One of the first things I learned from my husband is that the best salmon comes from Alaska. I’ve listened to numerous stories about of his days as a commercial salmon fisherman and dipnetting experiences back in Anchorage. Getting fresh Alaskan Salmon in the “lower 48” does come at a cost, but it is totally worth it. I found this beautiful piece of fish at Whole Foods to make pan seared Alaskan salmon with fresh dill, lemon, and capers.
For this recipe, I took the side of salmon and cut into two pieces, drizzled it with olive oil, rubbed some minced fresh garlic on it and seasoned with salt. I then added the capers, lemon, and dill into the pan with a little butter and made a delicious sauce that went well with the lentils and green beans I served it with. You will see that Alaskan salmon doesn’t need much to bring out the taste, it is naturally more flavorful than its Atlantic counterpart. It was an elegant, restaurant quality meal that took only a little time to prepare.
Don’t be fooled, not all salmon is the same. The Atlantic varietal pretty much comes as is, but the Pacific salmon offer a bit more variety. Due to its firmer texture, I am not a huge fan of sockeye, so for this recipe, I would recommend King salmon, if you can find it.
Guide to Alaskan Salmon
King (in season May to June)
Also called Chinook, this is the largest Pacific salmon species (average adult weight is 20 lb., but it can go up to 50 lb.). It’s the earliest to market and the most sought after, prized for its high-fat content and melt-in-your-mouth flesh that ranges in color from ivory to deep orange-red.
Sockeye (in season mid-May to late July)
Known as “red salmon” by fishermen because its skin changes from gray to bright red during spawning season, sockeye is a smaller species (average weight is 6 lb.) with the firmest texture and an intense, rich flavor.
Coho (in season August to September)
Also called “silver salmon” for its bright, silvery skin, coho’s deep orange flesh is firm and meaty, with a more delicate flavor than king salmon. Cohos are the second largest species, with an average weight of 12 lb.
Keta (in season June to September)
Formerly called chum, this medium-size salmon (average weight is 8lb.) has firm, light orange-pink flesh, a mild flavor, and relatively low-fat content. It’s often smoked, but recently, it’s become more popular as an affordable fresh fish. Sushi lovers prize keta’s large, juicy eggs.

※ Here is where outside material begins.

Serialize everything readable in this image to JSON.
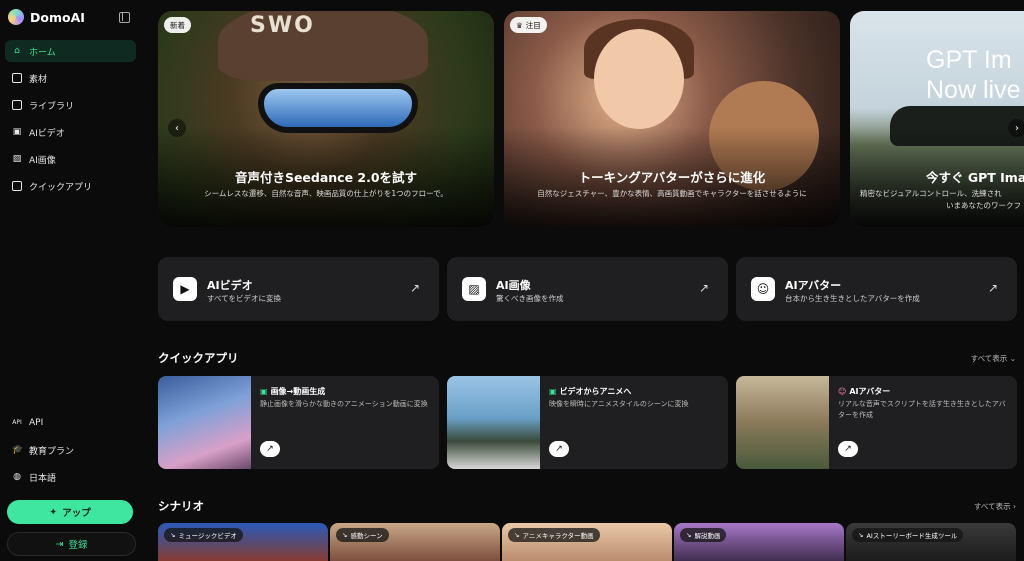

Pink (in season mid-June to mid-September)
The most abundant of all the species and the smallest (average weight is 2 to 3 lb.), pinks have rosy flesh, tender texture, and the second-highest fat content. They are often smoked and canned but have recently gained favor as an economical fresh or frozen choice for those who appreciate mild-flavored fish.
Pan Seared Alaskan Salmon with Lemon, Dill & Capers
- 1 lb Alaskan Salmon Fillet
- 2 cloves Garlic minced
- 1/2 Lemon
- 2 Tbsp Capers
- 1/2 Tbsp Butter
- 2 tsp Fresh Dill
- Olive Oil
Cut your fillet of salmon into 1/2 Lb. pieces. Drizzle approx. 1 Tbsp of Olive oil onto the fish. Season with salt on both sides and rub 1 Tbsp of minced garlic into the flesh side of each piece of fish.
Add 1 Tbsp of olive oil to a skillet and heat over medium-high heat. When the pan is hot, place the salmon in, skin side down and let it cook for about 5 mins.
Making sure the skin has lifted from pan, flip the fish and let it cook for another 3-4 mins for medium and a little more for medium well.
When the salmon is cooked, removed from the pan. In the same skillet, add the butter, capers, 1 tsp of dill and the juice of the lemon. Let the sauce reduce for about 3 min. Pour directly over fish and serve.